- _Description of the task_: Wherever the word "data" occurs in the lines below, copy the whole line.
+ + + +
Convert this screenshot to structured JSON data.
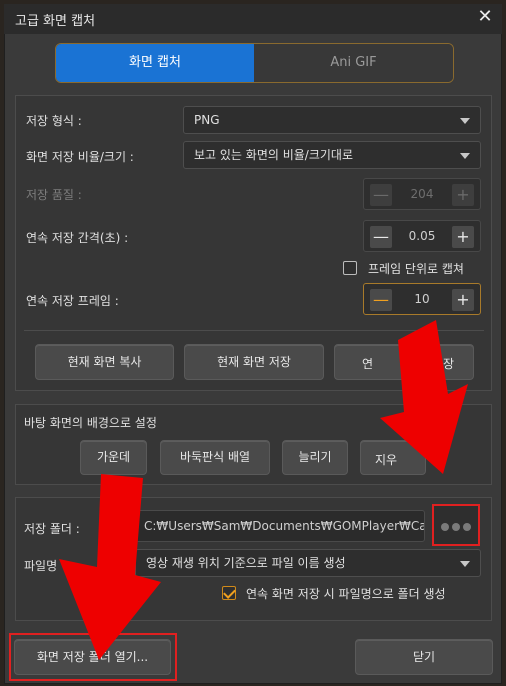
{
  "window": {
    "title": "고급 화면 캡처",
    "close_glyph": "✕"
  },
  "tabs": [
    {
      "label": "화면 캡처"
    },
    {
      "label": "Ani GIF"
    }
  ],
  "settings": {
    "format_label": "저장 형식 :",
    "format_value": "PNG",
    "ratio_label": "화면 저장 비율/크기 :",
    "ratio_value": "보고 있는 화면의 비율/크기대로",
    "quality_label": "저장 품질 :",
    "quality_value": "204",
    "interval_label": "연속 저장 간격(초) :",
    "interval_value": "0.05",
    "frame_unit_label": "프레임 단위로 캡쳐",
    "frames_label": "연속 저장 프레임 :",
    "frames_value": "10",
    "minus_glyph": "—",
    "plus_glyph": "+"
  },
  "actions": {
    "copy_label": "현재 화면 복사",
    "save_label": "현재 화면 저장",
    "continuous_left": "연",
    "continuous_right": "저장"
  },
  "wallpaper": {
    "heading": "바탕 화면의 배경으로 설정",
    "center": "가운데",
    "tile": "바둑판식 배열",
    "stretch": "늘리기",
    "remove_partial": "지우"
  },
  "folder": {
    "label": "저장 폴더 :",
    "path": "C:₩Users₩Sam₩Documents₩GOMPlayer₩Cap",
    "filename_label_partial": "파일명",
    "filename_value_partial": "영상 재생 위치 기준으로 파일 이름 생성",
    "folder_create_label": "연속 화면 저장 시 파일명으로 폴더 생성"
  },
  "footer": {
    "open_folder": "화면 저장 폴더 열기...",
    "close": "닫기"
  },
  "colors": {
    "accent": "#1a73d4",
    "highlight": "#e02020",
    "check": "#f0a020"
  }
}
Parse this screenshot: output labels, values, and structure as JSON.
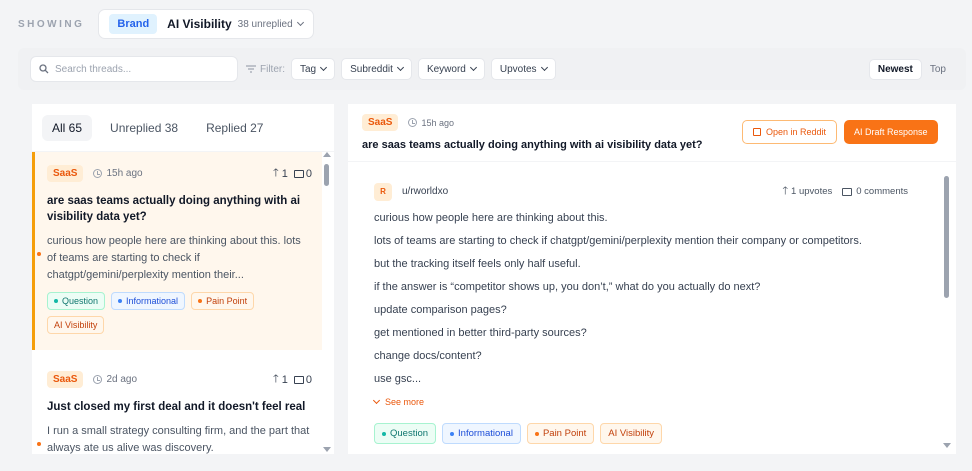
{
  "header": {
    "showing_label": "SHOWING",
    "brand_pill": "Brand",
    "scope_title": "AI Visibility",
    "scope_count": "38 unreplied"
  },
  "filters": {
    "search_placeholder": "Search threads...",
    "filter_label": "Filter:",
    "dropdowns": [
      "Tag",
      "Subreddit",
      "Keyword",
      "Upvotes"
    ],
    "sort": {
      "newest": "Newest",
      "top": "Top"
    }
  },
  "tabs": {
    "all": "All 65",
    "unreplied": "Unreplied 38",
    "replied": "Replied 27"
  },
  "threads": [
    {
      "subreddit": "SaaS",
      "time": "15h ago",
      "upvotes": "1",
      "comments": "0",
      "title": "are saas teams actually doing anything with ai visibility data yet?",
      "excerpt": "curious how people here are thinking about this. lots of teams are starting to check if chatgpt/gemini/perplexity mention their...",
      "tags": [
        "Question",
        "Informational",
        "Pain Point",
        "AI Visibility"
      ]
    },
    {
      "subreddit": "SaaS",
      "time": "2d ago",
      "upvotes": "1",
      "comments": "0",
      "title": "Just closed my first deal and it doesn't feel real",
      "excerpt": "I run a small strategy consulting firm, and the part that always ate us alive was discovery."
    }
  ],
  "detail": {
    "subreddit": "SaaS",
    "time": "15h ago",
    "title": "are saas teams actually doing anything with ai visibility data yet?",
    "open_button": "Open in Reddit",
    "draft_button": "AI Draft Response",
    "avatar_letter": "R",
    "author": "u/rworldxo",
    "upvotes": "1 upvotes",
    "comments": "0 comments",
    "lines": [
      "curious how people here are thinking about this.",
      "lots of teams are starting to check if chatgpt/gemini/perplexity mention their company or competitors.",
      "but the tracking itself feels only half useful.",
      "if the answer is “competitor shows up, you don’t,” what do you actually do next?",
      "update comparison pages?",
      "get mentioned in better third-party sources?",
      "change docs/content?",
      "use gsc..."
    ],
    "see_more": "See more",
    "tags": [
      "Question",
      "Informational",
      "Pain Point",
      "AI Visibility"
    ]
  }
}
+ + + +
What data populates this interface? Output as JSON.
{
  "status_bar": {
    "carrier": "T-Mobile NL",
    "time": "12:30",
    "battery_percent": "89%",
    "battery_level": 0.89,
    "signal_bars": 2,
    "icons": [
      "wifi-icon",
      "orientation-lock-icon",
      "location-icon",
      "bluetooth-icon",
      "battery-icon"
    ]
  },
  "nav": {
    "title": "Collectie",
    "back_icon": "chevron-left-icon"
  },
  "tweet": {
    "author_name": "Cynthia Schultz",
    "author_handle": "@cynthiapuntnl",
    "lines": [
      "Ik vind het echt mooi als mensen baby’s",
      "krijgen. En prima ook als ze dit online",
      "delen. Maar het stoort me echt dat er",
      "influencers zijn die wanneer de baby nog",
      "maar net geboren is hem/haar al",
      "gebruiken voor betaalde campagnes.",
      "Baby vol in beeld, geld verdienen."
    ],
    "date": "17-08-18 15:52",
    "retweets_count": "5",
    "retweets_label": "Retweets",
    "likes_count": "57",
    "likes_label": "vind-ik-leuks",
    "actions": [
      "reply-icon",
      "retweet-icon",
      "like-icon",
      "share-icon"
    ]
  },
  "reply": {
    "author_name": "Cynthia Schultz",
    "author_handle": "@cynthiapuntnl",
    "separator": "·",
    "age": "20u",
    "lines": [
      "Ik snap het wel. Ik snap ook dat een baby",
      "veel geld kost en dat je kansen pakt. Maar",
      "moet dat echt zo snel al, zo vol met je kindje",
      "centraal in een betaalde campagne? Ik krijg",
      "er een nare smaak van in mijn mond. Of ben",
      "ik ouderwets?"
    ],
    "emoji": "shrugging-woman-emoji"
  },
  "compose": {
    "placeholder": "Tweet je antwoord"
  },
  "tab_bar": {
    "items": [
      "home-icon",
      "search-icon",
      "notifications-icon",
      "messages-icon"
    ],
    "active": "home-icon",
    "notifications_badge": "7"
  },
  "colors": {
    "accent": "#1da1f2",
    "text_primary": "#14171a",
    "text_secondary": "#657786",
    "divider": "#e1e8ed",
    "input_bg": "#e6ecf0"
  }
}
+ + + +
- _Result for this exercise_:
Convert this screenshot to structured JSON data.
      "title": "are saas teams actually doing anything with ai visibility data yet?",
    "title": "are saas teams actually doing anything with ai visibility data yet?",
What data populates this interface? Output as JSON.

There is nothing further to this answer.